Data Start Marker

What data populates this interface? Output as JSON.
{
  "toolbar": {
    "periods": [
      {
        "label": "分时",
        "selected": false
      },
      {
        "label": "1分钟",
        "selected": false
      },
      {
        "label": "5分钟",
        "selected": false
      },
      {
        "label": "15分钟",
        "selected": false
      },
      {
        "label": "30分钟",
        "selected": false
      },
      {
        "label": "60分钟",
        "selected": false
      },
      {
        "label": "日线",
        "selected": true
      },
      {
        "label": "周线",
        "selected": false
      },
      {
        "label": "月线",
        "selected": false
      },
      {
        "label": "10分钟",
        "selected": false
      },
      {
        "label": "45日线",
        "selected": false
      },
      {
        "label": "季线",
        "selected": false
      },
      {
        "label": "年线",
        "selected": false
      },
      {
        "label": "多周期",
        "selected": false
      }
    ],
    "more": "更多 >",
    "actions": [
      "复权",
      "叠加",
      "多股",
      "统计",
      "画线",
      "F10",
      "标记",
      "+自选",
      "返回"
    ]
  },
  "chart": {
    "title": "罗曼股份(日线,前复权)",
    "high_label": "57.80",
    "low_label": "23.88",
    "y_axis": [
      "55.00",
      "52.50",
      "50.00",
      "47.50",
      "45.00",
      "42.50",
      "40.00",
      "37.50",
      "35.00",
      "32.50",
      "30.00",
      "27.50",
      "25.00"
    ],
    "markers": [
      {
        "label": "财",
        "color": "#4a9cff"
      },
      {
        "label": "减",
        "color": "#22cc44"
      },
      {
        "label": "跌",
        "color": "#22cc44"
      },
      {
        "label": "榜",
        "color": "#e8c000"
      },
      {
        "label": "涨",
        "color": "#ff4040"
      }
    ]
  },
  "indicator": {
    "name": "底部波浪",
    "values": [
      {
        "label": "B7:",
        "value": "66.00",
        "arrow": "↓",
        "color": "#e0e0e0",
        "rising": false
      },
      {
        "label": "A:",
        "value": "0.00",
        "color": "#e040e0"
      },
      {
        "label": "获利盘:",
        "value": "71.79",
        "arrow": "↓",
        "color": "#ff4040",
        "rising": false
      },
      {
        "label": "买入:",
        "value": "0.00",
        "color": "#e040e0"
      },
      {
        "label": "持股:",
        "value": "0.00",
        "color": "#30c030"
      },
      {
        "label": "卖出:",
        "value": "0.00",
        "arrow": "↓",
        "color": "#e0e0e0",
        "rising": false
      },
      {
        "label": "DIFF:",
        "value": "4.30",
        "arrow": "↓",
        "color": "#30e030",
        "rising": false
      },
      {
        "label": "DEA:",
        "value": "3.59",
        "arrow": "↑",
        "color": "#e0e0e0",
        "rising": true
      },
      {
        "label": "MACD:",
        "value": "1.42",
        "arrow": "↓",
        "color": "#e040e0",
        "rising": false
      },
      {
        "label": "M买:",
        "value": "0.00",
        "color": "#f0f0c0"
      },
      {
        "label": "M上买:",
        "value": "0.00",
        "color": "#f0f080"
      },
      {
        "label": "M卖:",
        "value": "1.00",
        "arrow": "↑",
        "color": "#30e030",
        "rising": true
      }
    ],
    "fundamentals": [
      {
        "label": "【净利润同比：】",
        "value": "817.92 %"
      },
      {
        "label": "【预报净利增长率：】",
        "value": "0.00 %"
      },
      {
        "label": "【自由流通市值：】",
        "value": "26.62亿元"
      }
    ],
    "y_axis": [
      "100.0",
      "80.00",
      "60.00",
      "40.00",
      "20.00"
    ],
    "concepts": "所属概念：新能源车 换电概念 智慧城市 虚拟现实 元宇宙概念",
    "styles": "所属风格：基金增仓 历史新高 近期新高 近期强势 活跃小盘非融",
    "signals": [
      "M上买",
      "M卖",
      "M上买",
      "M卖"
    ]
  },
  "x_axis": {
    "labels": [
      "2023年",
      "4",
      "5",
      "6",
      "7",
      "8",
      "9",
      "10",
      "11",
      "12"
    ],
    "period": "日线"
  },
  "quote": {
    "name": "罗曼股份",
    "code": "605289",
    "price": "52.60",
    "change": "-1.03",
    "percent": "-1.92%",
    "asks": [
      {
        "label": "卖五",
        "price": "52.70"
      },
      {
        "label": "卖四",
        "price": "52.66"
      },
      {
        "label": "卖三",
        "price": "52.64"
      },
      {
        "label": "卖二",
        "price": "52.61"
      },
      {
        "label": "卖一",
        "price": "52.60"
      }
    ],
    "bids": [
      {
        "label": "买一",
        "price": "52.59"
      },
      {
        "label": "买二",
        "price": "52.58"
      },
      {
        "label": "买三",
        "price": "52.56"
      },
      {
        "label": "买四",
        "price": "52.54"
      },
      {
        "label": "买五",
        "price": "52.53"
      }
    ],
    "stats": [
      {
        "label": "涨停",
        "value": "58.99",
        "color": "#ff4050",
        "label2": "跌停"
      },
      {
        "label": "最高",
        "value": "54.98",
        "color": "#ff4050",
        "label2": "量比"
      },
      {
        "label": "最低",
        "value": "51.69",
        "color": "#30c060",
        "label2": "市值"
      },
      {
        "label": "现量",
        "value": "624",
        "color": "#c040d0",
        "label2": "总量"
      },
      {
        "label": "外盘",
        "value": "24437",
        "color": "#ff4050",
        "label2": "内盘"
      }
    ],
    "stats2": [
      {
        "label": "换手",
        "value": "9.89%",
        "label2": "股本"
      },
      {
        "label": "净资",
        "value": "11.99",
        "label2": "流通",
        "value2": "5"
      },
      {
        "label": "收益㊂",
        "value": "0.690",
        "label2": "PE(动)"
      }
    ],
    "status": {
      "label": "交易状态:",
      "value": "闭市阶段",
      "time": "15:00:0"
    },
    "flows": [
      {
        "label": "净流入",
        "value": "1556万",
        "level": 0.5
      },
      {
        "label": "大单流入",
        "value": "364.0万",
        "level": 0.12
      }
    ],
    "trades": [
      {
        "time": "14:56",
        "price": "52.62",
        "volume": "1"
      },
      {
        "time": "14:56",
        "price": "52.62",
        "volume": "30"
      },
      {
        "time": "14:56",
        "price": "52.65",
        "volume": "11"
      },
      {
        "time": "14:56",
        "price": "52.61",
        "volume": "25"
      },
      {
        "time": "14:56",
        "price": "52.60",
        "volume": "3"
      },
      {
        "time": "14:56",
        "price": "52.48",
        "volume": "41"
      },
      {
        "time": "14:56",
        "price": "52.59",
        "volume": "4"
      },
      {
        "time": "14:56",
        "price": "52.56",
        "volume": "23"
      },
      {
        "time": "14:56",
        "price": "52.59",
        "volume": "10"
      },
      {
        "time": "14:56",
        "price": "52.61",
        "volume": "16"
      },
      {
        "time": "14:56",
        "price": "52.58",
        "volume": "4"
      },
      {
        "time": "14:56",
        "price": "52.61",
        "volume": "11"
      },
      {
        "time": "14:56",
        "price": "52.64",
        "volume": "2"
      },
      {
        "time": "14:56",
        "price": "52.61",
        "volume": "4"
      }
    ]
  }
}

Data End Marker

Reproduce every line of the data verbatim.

_Your response_
What data populates this interface? Output as JSON.
{
  "toolbar": {
    "periods": [
      {
        "label": "分时",
        "selected": false
      },
      {
        "label": "1分钟",
        "selected": false
      },
      {
        "label": "5分钟",
        "selected": false
      },
      {
        "label": "15分钟",
        "selected": false
      },
      {
        "label": "30分钟",
        "selected": false
      },
      {
        "label": "60分钟",
        "selected": false
      },
      {
        "label": "日线",
        "selected": true
      },
      {
        "label": "周线",
        "selected": false
      },
      {
        "label": "月线",
        "selected": false
      },
      {
        "label": "10分钟",
        "selected": false
      },
      {
        "label": "45日线",
        "selected": false
      },
      {
        "label": "季线",
        "selected": false
      },
      {
        "label": "年线",
        "selected": false
      },
      {
        "label": "多周期",
        "selected": false
      }
    ],
    "more": "更多 >",
    "actions": [
      "复权",
      "叠加",
      "多股",
      "统计",
      "画线",
      "F10",
      "标记",
      "+自选",
      "返回"
    ]
  },
  "chart": {
    "title": "罗曼股份(日线,前复权)",
    "high_label": "57.80",
    "low_label": "23.88",
    "y_axis": [
      "55.00",
      "52.50",
      "50.00",
      "47.50",
      "45.00",
      "42.50",
      "40.00",
      "37.50",
      "35.00",
      "32.50",
      "30.00",
      "27.50",
      "25.00"
    ],
    "markers": [
      {
        "label": "财",
        "color": "#4a9cff"
      },
      {
        "label": "减",
        "color": "#22cc44"
      },
      {
        "label": "跌",
        "color": "#22cc44"
      },
      {
        "label": "榜",
        "color": "#e8c000"
      },
      {
        "label": "涨",
        "color": "#ff4040"
      }
    ]
  },
  "indicator": {
    "name": "底部波浪",
    "values": [
      {
        "label": "B7:",
        "value": "66.00",
        "arrow": "↓",
        "color": "#e0e0e0",
        "rising": false
      },
      {
        "label": "A:",
        "value": "0.00",
        "color": "#e040e0"
      },
      {
        "label": "获利盘:",
        "value": "71.79",
        "arrow": "↓",
        "color": "#ff4040",
        "rising": false
      },
      {
        "label": "买入:",
        "value": "0.00",
        "color": "#e040e0"
      },
      {
        "label": "持股:",
        "value": "0.00",
        "color": "#30c030"
      },
      {
        "label": "卖出:",
        "value": "0.00",
        "arrow": "↓",
        "color": "#e0e0e0",
        "rising": false
      },
      {
        "label": "DIFF:",
        "value": "4.30",
        "arrow": "↓",
        "color": "#30e030",
        "rising": false
      },
      {
        "label": "DEA:",
        "value": "3.59",
        "arrow": "↑",
        "color": "#e0e0e0",
        "rising": true
      },
      {
        "label": "MACD:",
        "value": "1.42",
        "arrow": "↓",
        "color": "#e040e0",
        "rising": false
      },
      {
        "label": "M买:",
        "value": "0.00",
        "color": "#f0f0c0"
      },
      {
        "label": "M上买:",
        "value": "0.00",
        "color": "#f0f080"
      },
      {
        "label": "M卖:",
        "value": "1.00",
        "arrow": "↑",
        "color": "#30e030",
        "rising": true
      }
    ],
    "fundamentals": [
      {
        "label": "【净利润同比：】",
        "value": "817.92 %"
      },
      {
        "label": "【预报净利增长率：】",
        "value": "0.00 %"
      },
      {
        "label": "【自由流通市值：】",
        "value": "26.62亿元"
      }
    ],
    "y_axis": [
      "100.0",
      "80.00",
      "60.00",
      "40.00",
      "20.00"
    ],
    "concepts": "所属概念：新能源车 换电概念 智慧城市 虚拟现实 元宇宙概念",
    "styles": "所属风格：基金增仓 历史新高 近期新高 近期强势 活跃小盘非融",
    "signals": [
      "M上买",
      "M卖",
      "M上买",
      "M卖"
    ]
  },
  "x_axis": {
    "labels": [
      "2023年",
      "4",
      "5",
      "6",
      "7",
      "8",
      "9",
      "10",
      "11",
      "12"
    ],
    "period": "日线"
  },
  "quote": {
    "name": "罗曼股份",
    "code": "605289",
    "price": "52.60",
    "change": "-1.03",
    "percent": "-1.92%",
    "asks": [
      {
        "label": "卖五",
        "price": "52.70"
      },
      {
        "label": "卖四",
        "price": "52.66"
      },
      {
        "label": "卖三",
        "price": "52.64"
      },
      {
        "label": "卖二",
        "price": "52.61"
      },
      {
        "label": "卖一",
        "price": "52.60"
      }
    ],
    "bids": [
      {
        "label": "买一",
        "price": "52.59"
      },
      {
        "label": "买二",
        "price": "52.58"
      },
      {
        "label": "买三",
        "price": "52.56"
      },
      {
        "label": "买四",
        "price": "52.54"
      },
      {
        "label": "买五",
        "price": "52.53"
      }
    ],
    "stats": [
      {
        "label": "涨停",
        "value": "58.99",
        "color": "#ff4050",
        "label2": "跌停"
      },
      {
        "label": "最高",
        "value": "54.98",
        "color": "#ff4050",
        "label2": "量比"
      },
      {
        "label": "最低",
        "value": "51.69",
        "color": "#30c060",
        "label2": "市值"
      },
      {
        "label": "现量",
        "value": "624",
        "color": "#c040d0",
        "label2": "总量"
      },
      {
        "label": "外盘",
        "value": "24437",
        "color": "#ff4050",
        "label2": "内盘"
      }
    ],
    "stats2": [
      {
        "label": "换手",
        "value": "9.89%",
        "label2": "股本"
      },
      {
        "label": "净资",
        "value": "11.99",
        "label2": "流通",
        "value2": "5"
      },
      {
        "label": "收益㊂",
        "value": "0.690",
        "label2": "PE(动)"
      }
    ],
    "status": {
      "label": "交易状态:",
      "value": "闭市阶段",
      "time": "15:00:0"
    },
    "flows": [
      {
        "label": "净流入",
        "value": "1556万",
        "level": 0.5
      },
      {
        "label": "大单流入",
        "value": "364.0万",
        "level": 0.12
      }
    ],
    "trades": [
      {
        "time": "14:56",
        "price": "52.62",
        "volume": "1"
      },
      {
        "time": "14:56",
        "price": "52.62",
        "volume": "30"
      },
      {
        "time": "14:56",
        "price": "52.65",
        "volume": "11"
      },
      {
        "time": "14:56",
        "price": "52.61",
        "volume": "25"
      },
      {
        "time": "14:56",
        "price": "52.60",
        "volume": "3"
      },
      {
        "time": "14:56",
        "price": "52.48",
        "volume": "41"
      },
      {
        "time": "14:56",
        "price": "52.59",
        "volume": "4"
      },
      {
        "time": "14:56",
        "price": "52.56",
        "volume": "23"
      },
      {
        "time": "14:56",
        "price": "52.59",
        "volume": "10"
      },
      {
        "time": "14:56",
        "price": "52.61",
        "volume": "16"
      },
      {
        "time": "14:56",
        "price": "52.58",
        "volume": "4"
      },
      {
        "time": "14:56",
        "price": "52.61",
        "volume": "11"
      },
      {
        "time": "14:56",
        "price": "52.64",
        "volume": "2"
      },
      {
        "time": "14:56",
        "price": "52.61",
        "volume": "4"
      }
    ]
  }
}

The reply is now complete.